Sydney is the third most over-valued city: UBS report

By @Shayani92 on
RTR2E0UA
Sydney's iconic Harbour Bridge links the city's central business district (L) to its northern suburbs May 12, 2010. Reuters/Tim Wimborne

According to a new data released by the Swiss-based UBS group, Australia’s largest city has made it to the list of the most overpriced property in the world.

Global Real Estate Bubble Index, which traced the fundamental valuation of housing markets, showed that Sydney has gone up to become the third most overvalued city which could face a potential housing bubble, following London and Hong Kong.

“Only London and Hong Kong are within the “bubble-risk” zone,” the index data showed. However, Sydney has greater chances of facing a high risk of a “large price correction” in days to come.

Apart from London, Hong Kong and Sydney, Vancouver, San Francisco and Amsterdam has made it to the list. Since 1998, property prices in many global cities have skyrocketed in real terms, the report said. “On average, they are higher than before the 2007-08 financial crisis,” it added.

The Index report showed that salary increment and rentals in Sydney have remained flat, whereas house prices have surged almost 30 percent since 2012. According to the Domain group, the company believes that toughening of the regulations and the economic downturn in both Australia and China could prove to be a catalyst in bringing about a moderate price correction. In addition, the prices were influenced by strong Asian demand.

"A mix of optimistic expectations, favourable economic fundamentals and capital inflows from abroad has caused valuations to soar in certain cities in recent years. Loose monetary policy has prevented a normalisation of housing markets and encouraged local bubble risks to grow,” said Claudio Saputelli, Head Global Real Estate in UBS CIO WM.

The report also forecasted that Sydney comes eighth on the list, when the house price ratio is compared to the annual rent of the city, which is the number of annual rents required to purchase a flat of the same size. The company stated that if transformation in the macroeconomic momentum or in the investor’s activity or supply increases majorly then property prices could decline.

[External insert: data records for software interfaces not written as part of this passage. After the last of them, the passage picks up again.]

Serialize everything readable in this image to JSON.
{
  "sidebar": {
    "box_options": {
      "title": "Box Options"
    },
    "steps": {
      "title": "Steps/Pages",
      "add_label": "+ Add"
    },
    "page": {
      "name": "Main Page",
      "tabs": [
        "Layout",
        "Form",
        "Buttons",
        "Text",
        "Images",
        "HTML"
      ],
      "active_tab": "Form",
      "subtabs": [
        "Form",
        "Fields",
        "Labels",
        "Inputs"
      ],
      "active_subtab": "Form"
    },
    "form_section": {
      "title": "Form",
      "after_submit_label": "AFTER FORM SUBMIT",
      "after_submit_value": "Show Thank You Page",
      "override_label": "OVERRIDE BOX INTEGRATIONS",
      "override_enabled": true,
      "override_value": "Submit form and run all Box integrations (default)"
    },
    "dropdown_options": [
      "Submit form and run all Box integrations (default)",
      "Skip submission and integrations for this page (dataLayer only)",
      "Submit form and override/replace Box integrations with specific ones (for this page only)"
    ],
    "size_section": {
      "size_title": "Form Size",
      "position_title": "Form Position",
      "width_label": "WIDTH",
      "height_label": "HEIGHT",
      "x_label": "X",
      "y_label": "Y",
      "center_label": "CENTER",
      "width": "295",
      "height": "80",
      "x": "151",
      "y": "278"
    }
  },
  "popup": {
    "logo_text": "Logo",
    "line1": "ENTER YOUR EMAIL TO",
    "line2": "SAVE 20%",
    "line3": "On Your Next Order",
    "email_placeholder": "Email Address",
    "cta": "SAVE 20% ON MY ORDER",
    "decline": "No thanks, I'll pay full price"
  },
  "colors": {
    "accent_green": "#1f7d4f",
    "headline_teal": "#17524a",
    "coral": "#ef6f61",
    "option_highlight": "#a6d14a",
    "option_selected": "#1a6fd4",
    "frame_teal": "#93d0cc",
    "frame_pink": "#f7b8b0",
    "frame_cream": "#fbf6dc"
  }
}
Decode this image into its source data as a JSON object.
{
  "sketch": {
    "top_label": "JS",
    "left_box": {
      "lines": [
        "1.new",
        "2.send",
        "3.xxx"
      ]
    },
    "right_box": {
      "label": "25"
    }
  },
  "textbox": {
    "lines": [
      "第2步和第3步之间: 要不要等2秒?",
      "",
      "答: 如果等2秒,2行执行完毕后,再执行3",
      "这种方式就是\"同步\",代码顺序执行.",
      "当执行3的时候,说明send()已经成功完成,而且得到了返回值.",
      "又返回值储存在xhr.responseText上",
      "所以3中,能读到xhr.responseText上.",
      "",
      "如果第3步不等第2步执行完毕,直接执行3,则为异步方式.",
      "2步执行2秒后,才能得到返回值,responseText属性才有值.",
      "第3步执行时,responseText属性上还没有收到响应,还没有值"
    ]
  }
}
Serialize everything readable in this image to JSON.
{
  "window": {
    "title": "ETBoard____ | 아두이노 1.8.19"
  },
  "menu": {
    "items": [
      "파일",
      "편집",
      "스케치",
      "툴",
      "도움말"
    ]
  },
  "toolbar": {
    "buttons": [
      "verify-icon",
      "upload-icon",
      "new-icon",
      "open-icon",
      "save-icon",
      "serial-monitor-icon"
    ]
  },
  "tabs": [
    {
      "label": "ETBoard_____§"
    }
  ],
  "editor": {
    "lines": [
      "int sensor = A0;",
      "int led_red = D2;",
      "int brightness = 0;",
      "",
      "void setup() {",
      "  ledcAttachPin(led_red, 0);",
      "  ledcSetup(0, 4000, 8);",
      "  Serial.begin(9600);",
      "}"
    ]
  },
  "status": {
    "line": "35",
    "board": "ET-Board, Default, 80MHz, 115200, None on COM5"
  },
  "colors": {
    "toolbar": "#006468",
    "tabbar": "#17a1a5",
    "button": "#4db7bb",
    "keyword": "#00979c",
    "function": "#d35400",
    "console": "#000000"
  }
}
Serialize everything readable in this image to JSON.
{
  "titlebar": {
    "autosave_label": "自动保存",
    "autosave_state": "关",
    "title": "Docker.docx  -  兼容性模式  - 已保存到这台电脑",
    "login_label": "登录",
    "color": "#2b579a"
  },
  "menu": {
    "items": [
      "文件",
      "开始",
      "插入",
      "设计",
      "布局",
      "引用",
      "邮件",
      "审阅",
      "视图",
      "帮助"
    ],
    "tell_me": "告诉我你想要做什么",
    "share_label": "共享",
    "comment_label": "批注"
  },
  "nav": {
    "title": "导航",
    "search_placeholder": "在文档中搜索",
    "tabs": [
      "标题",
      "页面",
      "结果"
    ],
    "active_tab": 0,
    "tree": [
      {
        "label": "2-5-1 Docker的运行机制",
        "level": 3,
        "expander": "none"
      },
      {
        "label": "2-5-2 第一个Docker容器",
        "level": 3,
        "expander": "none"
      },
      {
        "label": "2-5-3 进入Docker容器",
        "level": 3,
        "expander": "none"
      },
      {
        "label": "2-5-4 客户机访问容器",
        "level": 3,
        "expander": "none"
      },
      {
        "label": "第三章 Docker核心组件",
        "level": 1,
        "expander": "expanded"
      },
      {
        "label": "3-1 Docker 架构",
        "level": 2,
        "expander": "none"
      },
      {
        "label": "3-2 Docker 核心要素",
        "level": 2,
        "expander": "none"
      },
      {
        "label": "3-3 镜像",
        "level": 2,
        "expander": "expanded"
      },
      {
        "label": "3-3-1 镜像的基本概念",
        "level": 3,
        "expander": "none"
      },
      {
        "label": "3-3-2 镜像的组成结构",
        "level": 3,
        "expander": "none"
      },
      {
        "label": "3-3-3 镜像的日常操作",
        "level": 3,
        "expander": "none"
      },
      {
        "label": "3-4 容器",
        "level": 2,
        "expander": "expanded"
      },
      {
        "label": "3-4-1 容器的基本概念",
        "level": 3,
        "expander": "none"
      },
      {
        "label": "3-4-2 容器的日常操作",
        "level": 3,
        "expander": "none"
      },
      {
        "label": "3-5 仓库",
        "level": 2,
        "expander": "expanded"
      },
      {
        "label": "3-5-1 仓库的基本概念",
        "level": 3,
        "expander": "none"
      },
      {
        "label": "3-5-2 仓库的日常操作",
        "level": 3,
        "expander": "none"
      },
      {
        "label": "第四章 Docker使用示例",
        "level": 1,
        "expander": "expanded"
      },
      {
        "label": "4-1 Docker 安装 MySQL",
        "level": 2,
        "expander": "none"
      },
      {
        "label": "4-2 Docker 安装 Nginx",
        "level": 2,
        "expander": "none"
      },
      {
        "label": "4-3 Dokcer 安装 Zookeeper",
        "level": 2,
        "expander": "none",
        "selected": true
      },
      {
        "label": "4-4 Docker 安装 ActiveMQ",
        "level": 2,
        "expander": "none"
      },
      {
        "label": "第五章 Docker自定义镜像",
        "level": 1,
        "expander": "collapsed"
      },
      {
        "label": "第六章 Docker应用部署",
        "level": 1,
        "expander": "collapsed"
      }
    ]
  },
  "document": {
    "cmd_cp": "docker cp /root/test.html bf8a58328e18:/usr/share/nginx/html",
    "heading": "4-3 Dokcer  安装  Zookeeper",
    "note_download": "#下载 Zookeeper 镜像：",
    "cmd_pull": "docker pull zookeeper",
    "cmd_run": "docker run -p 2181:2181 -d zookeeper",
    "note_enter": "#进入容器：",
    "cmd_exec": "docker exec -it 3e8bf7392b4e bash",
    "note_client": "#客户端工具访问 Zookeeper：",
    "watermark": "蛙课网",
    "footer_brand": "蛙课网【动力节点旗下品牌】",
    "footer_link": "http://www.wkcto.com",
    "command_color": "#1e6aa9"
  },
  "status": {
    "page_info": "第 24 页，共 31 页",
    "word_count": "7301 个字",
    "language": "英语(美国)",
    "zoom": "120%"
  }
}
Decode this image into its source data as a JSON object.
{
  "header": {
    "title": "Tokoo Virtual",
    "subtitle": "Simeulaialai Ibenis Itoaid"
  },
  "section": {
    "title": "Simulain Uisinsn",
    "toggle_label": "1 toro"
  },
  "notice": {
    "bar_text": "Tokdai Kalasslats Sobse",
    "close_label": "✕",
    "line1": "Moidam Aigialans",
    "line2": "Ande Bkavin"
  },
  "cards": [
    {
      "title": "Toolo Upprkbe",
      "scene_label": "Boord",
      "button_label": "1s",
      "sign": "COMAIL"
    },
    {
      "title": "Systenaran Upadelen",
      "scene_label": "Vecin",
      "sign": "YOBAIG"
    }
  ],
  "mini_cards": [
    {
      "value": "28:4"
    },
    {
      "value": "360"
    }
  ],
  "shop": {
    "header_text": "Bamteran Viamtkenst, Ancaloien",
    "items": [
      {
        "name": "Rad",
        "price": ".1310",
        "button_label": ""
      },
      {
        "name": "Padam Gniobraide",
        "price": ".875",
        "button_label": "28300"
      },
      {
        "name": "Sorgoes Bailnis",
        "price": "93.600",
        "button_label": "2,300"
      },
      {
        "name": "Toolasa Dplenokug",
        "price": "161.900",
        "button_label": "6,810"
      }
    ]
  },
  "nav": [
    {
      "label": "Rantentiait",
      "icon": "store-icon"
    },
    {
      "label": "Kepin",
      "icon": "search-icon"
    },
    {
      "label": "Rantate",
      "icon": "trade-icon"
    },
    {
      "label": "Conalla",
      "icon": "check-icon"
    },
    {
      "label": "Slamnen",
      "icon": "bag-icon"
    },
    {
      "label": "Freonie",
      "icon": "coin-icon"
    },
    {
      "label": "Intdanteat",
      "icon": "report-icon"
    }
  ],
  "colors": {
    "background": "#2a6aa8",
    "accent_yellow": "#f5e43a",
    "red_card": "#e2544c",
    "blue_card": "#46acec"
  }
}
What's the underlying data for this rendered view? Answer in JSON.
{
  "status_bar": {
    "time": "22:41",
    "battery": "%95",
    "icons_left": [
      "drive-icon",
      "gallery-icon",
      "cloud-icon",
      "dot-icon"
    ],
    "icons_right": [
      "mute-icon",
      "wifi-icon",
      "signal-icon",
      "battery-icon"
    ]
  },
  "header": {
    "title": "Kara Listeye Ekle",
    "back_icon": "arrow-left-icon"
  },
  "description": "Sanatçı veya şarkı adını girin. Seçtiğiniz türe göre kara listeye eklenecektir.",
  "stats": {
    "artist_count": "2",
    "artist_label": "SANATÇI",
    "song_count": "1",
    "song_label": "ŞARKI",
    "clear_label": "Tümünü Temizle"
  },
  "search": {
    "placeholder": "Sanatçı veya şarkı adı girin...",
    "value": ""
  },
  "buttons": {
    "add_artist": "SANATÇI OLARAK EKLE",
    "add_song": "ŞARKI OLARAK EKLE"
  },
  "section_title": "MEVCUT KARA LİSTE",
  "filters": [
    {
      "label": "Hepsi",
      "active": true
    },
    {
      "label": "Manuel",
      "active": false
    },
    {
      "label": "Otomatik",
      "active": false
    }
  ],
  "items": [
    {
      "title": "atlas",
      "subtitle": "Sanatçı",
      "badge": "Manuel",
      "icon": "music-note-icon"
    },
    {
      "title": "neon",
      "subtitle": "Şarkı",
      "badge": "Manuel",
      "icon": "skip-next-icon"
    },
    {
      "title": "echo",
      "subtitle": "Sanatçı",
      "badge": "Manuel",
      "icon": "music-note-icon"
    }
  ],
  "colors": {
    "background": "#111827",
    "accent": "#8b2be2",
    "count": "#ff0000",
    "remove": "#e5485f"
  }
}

Contact the writer at feedback@ibtimes.com.au, or let us know what you think below.

Join the Discussion